Turkey: Friday's actions are in response to Syrian troops' movement this week close to the Turkish border, which also prompted a response from U.S. Secretary of State, Hillary Clinton. She said:
We are very concerned by the reports that the Syrian military has surrounded and targeted the village of Khirbet al-Joz, which is located roughly 500 meters from the Turkish border... If true, that aggressive action will only exacerbate the already unstable refugee situation in Syria.
Lebanon: The Turkey-Syria border is not the only area where troubles are spilling over to neighboring territory. As the Christian Science Monitor reports:
Since Syrian opposition protesters took to the streets in mid-March, Lebanon has suffered a spate of security incidents.

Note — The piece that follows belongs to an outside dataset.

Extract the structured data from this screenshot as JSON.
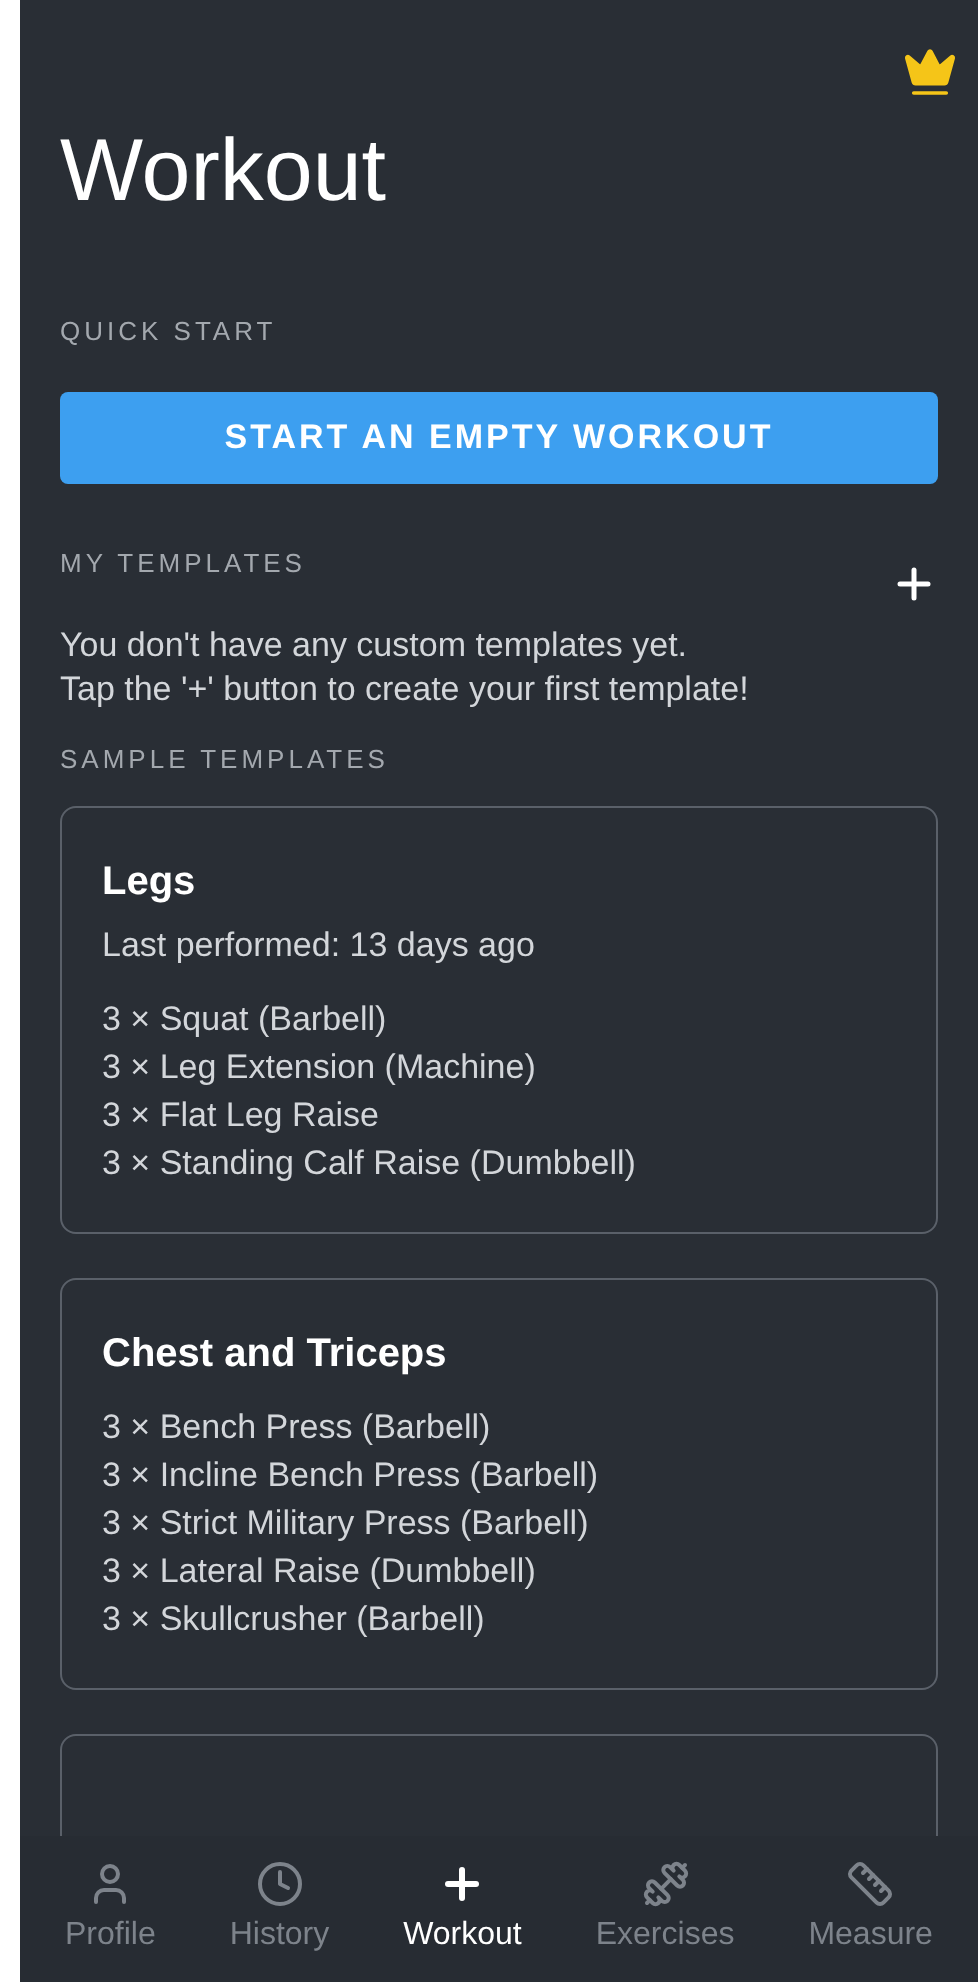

Most recently, six were killed in June 17 clashes between Tripoli's Sunnis and Alawites, a splinter sect of Shiite Islam which also forms the backbone of the Syrian regime.
EU expands sanctions: The EU Friday Friday added seven individuals and four entities to its Syria sanctions list, including three members of Iran's Revolutionary Guard for "providing equipment and support to help the Syrian regime suppress protests in Syria," the BBC reports.
The EU also drafted a declaration -- expected to be endorsed by European leaders -- condemning the "unacceptable and shocking violence the Syrian regime continues to apply on its own citizens." The declaration in full, including allegations about the revolutionary guard's involvement in crackdowns, is available as a pdf here.